Homework revisited: A year after Marion County School Superintendent Heidi Maier ended homework for students, the school board will consider a policy that allows elementary school teachers to assign it again. Maier and other administrators conceded last week in a workshop session that some homework is necessary. But they don’t want it to get excessive. “It needs to be meaningful and engaging,” says deputy superintendent Jonathan Grantham, not just busy work. Ocala Star-Banner.
Anti-test movement: The once vibrant movement to slow or eliminate high-stakes standardized testing as a tool for measuring student progress has slowed significantly, according to many in the field. “I think it is much quieter, whether that’s because (Every Student Succeeds Act) plans (are mostly approved) and federal law is not going to be opened up for awhile,” says Patricia Levesque, chief executive officer of Foundation for Excellence in Education, a think tank started by former Florida Gov. Jeb Bush.

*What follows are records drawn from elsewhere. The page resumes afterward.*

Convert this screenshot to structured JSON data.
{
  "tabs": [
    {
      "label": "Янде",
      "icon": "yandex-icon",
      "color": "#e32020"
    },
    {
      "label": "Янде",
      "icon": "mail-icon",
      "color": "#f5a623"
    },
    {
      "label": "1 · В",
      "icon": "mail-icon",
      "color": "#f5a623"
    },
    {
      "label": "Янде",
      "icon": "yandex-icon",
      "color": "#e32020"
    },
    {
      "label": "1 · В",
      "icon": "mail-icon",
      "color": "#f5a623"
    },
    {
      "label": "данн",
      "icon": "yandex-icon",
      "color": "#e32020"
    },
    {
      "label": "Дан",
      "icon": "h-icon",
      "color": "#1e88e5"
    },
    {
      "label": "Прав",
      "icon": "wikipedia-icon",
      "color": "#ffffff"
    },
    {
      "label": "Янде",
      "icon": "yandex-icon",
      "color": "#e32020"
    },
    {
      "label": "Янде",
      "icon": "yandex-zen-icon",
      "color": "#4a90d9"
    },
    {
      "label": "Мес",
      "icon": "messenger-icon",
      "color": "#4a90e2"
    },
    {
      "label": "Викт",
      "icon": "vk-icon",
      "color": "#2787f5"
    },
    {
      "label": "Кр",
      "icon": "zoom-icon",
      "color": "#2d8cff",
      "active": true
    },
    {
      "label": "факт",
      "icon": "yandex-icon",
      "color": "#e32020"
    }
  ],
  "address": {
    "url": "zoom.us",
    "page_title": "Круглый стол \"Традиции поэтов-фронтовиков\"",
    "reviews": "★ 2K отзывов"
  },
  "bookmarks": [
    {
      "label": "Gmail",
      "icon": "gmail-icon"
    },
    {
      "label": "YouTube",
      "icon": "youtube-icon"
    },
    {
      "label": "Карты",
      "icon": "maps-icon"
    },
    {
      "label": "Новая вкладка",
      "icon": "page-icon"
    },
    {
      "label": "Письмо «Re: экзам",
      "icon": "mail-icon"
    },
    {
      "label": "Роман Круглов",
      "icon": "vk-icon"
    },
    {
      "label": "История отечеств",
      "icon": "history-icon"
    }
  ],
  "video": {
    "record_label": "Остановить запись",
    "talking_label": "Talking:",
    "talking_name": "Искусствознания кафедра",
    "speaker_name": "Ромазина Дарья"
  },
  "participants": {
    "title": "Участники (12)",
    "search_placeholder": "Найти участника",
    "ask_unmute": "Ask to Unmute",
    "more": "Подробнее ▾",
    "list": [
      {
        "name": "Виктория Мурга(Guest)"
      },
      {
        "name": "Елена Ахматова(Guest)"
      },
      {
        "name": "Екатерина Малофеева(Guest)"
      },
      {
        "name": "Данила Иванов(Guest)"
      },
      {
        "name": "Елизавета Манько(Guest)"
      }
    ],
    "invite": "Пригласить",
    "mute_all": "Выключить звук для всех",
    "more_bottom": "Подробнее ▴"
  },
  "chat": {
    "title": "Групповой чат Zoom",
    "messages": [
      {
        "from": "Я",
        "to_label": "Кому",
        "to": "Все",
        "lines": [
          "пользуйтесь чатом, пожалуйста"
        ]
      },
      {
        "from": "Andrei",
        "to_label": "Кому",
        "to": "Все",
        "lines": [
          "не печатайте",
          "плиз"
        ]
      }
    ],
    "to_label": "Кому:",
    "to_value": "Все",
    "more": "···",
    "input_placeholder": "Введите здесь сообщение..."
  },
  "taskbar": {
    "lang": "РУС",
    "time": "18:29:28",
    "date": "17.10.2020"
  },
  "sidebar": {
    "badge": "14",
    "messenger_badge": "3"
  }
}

But she doesn’t think the debate is dead. “A lot of things are cyclical,” she says. “That’s just the way that policy is.” Many states are still tweaking details. Levesque’s group, for instance, is urging states to push testing to later in the school year. Education Week.
School security: Metal detectors will be used at Marjory Stoneman Douglas High School this fall, but the school district will no longer require students to have clear backpacks. Sun-Sentinel. The 20 new armed guardians for the Manatee County School District met Monday for their first day of training. More than 270 people applied for the jobs. The district chose armed guardians over sworn school resource officers because of the costs. “Let’s not rush to judgment right now,” says Pat Bartholomew, the director of safety and security for the district. “We had a very solid vetting process, a selection process, so let the training speak for itself.” Bradenton Herald.